Blocking piracy sites became controversial in the U.S. with SOPA (Stop Online Piracy Act), which although it had support of both parties and dozens of government, consumer and union organizations, was seen as a threat to free speech. A second proposal (PIPA) also met fierce resistance, culminating in a widespread service blackout by Google, the English Wikipedia and 7,000 other smaller websites. Both bills were shelved, but now, the issue is being raised in the U.S. due to success in website-blocking in Europe. Continue reading U.S. Rights Groups Propose Website-Blocking to Halt Piracy

Library of Congress, Copyright Office Unlock Gadget Repair

The Library of Congress and U.S. Copyright Office just passed exemptions to the Digital Millennium Copyright Act (DMCA) that legalizes the so-called right to repair. Although the DMCA was created to prevent copyright piracy, it also resulted in a host of problematic side effects. Because devices such as smartphones come loaded with digital rights management (DRM) software, users infringed copyright laws if they attempted to repair such devices. With the new exemptions, users are now free to do so. Continue reading Library of Congress, Copyright Office Unlock Gadget Repair

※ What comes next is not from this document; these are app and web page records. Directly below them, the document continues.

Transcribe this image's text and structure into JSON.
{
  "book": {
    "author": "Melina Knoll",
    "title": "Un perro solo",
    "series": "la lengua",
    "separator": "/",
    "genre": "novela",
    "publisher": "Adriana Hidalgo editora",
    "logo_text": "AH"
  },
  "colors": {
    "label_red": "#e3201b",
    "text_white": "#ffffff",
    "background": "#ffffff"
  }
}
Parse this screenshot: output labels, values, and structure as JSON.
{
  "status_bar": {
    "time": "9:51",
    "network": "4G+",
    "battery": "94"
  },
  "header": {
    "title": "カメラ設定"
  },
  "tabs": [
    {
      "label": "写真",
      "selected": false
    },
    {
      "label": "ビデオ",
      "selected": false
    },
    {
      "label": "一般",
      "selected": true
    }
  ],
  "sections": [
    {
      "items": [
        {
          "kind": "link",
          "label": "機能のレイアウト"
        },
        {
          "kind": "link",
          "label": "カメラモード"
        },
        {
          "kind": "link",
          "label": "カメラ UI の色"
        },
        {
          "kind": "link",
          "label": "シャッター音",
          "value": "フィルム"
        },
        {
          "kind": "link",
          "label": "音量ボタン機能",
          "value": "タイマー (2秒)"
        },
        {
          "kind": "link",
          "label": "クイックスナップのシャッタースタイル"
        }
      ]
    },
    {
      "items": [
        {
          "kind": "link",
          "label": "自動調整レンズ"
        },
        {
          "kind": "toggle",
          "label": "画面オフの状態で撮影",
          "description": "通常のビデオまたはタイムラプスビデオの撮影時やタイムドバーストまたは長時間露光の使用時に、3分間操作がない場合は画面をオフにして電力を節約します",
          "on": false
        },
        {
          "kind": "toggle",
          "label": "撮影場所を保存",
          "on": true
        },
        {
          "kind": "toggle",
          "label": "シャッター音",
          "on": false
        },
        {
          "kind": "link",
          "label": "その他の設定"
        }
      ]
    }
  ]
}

Critics Argue GDPR’s Article 13 Threatens Future of Internet

A European Parliament committee just voted on Article 13, a controversial provision in the EU’s General Data Protection Regulation (GDPR) that wasn’t in the final draft but was re-introduced on May 25, the day it went into effect. Article 13 requires Internet platforms to vet uploads such as news articles and music videos for copyright infringement. Such filters could encourage platforms to block more content and place an undue burden on smaller platforms, argue the critics. Worse, they continue, filters could be modified to block content critical of governments. Continue reading Critics Argue GDPR’s Article 13 Threatens Future of Internet

Documentarians, Trade Associations Debate Copyright Laws

One of the gray areas of the Digital Millennium Copyright Act (DMCA) is the exemption for filmmakers. Although documentary filmmakers are allowed to use small pieces of copyrighted films in some circumstances, many of them say the provision is unclear and can lead to confusion and uncertainty. In late 2017, the International Documentary Association, Kartemquin Films, Independent Filmmaker Project, University of Film and Video Association and others asked the U.S. Copyright Office for clarity. Trade associations including the MPAA, RIAA and ESA have expressed concerns regarding exemptions. Continue reading Documentarians, Trade Associations Debate Copyright Laws